She Speaks registration has begun! I hope that I’m going to have the opportunity to meet lots of you in person come July. Also, Lysa is sponsoring a scholarship contest on her blog, so don’t miss a chance to have your registration covered.
Last year, one of the breakout sessions that was the most impactful for me was Cecil Murphy’s session called “Who Would Have Thought”. Cec spoke eloquently and with his gentle, loving style encouraging us that God is in complete control. He gave example after example of books that had “made it” without following the traditional rules. It was a reminder that although ministry is hard work and that there are things to be learned about the nuts and bolts of publishing and speaking, ultimately it is God who is sovereign.
In that same spirit, I am going to share a chapter that I wrote for Marybeth Whalen’s book The Reason We Speak. It’s a reminder that our relationship with God Himself must take precedence over any ministry activity. He truly is our audience of One.
I remember driving down the road with my verbose 3-year-old son riding in the back seat. He had been holding forth for quite some time, and my “listener” was running down. I broke into his monologue with a suggestion. “Anson, sweetheart, why don’t you take a breath and rest a while?” With only a pause for my words, he blurted out, “But Mommy, I don’t like to breathe. I like to talk…”, and he continued his stream of speech. I sighed, chuckled and resumed listening.
Years later, that scene came back to my mind after a dinner with my friend Maggie. I had been listening to Maggie talk excitedly about the work God was doing in her life. She was a new believer, and she was experiencing the transformation of her life with wide-eyed wonder. Everything about her new relationship with God was fascinating and fresh.

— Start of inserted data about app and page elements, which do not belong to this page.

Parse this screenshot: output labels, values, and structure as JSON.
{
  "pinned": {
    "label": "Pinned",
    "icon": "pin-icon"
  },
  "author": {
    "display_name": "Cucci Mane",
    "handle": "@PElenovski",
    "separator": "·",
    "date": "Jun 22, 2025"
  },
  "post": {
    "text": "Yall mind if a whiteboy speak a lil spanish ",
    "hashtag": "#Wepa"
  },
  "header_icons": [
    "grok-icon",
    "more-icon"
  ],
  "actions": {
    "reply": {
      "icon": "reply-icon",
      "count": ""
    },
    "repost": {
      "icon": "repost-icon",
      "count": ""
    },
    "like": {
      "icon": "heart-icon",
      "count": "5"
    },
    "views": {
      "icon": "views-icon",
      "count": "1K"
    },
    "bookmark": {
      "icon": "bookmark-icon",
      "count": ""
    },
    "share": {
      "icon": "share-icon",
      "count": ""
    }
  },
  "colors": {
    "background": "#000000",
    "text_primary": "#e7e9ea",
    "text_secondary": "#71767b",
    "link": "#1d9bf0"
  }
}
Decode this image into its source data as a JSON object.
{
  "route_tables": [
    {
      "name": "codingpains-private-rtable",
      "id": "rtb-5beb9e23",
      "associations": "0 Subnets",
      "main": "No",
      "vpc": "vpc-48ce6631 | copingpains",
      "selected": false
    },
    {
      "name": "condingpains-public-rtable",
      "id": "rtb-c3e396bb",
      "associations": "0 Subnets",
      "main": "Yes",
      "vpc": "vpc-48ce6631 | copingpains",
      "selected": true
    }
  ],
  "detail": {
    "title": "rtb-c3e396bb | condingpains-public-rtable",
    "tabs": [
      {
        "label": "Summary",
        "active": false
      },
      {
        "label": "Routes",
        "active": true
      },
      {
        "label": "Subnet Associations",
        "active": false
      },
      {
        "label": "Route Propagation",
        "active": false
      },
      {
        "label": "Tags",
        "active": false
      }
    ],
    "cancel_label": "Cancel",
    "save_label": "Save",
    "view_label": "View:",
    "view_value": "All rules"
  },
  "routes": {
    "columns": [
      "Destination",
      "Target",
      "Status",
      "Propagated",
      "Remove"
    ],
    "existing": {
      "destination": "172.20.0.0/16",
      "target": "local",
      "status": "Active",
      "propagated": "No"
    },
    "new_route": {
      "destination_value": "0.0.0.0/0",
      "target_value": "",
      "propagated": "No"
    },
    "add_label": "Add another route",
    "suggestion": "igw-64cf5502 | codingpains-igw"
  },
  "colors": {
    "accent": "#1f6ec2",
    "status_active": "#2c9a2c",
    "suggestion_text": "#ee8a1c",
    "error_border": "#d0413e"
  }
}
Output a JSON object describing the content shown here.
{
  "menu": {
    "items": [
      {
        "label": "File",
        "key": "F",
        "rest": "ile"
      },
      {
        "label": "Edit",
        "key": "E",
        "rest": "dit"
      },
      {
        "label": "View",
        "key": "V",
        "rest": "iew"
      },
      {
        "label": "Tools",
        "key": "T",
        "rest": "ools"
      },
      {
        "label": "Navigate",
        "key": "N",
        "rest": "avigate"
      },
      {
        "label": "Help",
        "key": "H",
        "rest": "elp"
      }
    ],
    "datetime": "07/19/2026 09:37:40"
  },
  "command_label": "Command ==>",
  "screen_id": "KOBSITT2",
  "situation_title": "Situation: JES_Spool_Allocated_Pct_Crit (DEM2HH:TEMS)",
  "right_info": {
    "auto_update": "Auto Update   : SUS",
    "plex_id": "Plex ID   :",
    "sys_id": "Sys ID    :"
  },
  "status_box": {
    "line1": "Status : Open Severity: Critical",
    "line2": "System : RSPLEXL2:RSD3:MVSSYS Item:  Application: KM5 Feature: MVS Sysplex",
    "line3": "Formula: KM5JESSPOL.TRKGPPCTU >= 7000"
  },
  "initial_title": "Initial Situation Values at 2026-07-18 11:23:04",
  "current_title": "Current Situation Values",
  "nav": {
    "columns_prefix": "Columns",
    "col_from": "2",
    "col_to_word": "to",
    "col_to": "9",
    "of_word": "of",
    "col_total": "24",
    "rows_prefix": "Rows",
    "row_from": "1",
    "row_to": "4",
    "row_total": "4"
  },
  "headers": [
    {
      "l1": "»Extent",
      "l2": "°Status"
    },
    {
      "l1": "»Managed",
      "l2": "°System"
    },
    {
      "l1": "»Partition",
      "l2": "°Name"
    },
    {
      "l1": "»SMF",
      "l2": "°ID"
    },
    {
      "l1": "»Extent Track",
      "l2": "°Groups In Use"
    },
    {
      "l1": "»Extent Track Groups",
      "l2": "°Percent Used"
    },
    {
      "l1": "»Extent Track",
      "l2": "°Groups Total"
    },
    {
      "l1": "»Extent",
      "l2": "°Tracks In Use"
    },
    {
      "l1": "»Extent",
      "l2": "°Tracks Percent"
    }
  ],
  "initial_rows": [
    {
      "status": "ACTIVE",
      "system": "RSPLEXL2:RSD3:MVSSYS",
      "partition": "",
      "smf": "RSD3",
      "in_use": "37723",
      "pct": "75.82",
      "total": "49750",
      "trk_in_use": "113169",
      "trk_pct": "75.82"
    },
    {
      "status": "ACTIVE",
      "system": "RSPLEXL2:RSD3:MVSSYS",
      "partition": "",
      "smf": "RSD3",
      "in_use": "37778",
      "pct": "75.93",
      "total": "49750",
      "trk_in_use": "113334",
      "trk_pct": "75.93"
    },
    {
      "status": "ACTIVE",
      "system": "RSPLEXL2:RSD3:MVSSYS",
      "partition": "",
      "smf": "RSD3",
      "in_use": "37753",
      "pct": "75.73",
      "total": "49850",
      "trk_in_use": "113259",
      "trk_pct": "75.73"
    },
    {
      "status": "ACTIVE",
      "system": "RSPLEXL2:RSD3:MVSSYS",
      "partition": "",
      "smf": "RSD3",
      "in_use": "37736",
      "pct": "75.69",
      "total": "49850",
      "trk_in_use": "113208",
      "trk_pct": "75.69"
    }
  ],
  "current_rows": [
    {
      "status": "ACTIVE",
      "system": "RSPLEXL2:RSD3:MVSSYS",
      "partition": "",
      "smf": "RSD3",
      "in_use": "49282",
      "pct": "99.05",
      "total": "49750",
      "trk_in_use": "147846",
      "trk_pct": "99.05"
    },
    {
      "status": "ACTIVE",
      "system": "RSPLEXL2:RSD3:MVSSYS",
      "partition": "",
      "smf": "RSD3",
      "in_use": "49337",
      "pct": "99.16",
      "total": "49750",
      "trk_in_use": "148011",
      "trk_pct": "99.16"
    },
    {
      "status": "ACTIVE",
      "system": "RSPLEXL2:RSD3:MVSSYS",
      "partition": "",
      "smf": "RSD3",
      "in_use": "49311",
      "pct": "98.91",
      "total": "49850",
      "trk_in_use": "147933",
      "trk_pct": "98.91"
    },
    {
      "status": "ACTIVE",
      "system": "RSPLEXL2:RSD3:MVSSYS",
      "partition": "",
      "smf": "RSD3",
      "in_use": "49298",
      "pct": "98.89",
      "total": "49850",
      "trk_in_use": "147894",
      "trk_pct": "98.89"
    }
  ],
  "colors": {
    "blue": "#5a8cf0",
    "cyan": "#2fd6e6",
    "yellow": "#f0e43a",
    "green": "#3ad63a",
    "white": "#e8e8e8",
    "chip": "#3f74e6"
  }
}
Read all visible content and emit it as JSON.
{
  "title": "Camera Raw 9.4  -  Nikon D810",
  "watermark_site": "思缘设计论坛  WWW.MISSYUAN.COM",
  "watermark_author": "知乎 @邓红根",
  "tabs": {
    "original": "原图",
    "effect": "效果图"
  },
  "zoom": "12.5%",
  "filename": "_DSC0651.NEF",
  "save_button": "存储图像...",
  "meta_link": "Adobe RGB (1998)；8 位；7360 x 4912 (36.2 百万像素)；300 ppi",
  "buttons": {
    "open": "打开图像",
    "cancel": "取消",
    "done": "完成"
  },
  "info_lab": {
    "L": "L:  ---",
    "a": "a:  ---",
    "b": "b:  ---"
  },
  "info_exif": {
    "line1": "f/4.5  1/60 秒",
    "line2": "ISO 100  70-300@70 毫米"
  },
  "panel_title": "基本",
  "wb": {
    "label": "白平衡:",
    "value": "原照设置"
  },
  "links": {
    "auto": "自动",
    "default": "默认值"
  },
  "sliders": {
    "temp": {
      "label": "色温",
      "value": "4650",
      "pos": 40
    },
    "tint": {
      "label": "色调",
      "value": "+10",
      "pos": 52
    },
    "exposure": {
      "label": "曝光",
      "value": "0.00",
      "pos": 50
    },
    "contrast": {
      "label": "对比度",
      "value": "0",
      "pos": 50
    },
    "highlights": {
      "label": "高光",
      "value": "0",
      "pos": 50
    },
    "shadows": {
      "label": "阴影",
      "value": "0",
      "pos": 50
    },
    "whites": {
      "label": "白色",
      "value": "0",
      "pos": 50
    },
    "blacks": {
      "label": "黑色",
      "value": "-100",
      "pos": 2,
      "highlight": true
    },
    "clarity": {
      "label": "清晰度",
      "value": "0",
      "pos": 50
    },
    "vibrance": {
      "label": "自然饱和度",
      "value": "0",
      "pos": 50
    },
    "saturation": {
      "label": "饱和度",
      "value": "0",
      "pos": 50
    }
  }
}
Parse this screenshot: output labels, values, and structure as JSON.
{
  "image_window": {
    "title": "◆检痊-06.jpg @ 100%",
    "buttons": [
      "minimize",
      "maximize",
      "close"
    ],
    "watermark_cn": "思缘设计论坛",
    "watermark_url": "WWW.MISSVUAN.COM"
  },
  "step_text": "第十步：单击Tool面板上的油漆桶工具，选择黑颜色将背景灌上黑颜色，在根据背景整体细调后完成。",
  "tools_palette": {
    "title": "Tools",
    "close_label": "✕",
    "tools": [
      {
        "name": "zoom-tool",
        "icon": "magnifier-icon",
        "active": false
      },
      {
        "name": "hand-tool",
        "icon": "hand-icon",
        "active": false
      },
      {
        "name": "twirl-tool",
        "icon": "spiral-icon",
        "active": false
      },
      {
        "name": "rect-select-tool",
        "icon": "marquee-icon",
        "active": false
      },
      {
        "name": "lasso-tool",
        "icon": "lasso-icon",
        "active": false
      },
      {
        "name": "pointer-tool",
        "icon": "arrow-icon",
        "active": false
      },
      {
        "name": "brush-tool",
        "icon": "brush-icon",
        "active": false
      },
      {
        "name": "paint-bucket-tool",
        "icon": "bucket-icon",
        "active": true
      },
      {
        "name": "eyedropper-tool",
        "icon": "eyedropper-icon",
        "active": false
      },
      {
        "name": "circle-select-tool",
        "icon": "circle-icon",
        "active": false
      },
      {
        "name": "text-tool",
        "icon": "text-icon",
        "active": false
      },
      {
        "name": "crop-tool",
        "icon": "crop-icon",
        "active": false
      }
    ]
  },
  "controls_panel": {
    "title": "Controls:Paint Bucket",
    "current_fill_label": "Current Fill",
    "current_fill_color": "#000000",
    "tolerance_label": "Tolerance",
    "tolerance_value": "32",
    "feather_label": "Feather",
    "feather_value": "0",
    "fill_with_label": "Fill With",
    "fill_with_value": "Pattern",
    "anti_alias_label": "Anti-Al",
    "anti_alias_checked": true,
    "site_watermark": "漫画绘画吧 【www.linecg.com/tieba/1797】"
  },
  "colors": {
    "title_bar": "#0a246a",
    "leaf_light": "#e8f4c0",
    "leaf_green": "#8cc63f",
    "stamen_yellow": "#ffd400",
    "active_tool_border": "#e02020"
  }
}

She emanated joy.
Although I was enjoying Maggie’s passion, I started to wonder, “Where did my joy go?” I too could think of times when I had been consumed by watching and participating in the awesome work of God. I remembered mountain top experiences when I felt full of passion, fire and overwhelming joy. Yet here I was in the midst of one of the greatest times of kingdom building that I had ever experienced, and I felt empty, depleted and downright exhausted. “How did I get to this place?” I wondered to myself. I was teaching Sunday school, speaking and writing with regularity. God had opened doors wide for ministry, but my batteries were running low.
At the end of dinner, Maggie and I exchanged prayer requests. She gave me a few, and then it was my turn. I struggled internally with how real I could be. Maggie was a new Christian. Surely I would discourage her if I confessed to a lack of joy and passion. God’s still voice urged me to be transparent, though, and I found myself pouring out my heart in frustration. “I’m in God’s Word every day as I prepare to teach,” I explained to Maggie. “I’m always praying for the events and women where I’m going, but I feel wrung out and joyless. Please pray for me.”
My sweet, wise friend looked compassionately at me for a minute before she asked an essential question, “When was the last time that you spent time reading the Bible and praying when you weren’t preparing for something? How long has it been since you just spent time with God to enjoy Him?”
Ouch! She had seen through all the spiritual rhetoric right to the source of the problem. Like my young son, I had been so busy talking to God—preparing, studying, delving, interceding, teaching, speaking—that I hadn’t taken time to breathe in a deep breath of His Spirit. I hadn’t taken time to worship God for whom He is, to meditate on a juicy piece of His Word or to bask in His presence. In my driveness to do all for “an audience of One”, I had forgotten to slow down and take time with the One I love.
Please come back next week for more of this story…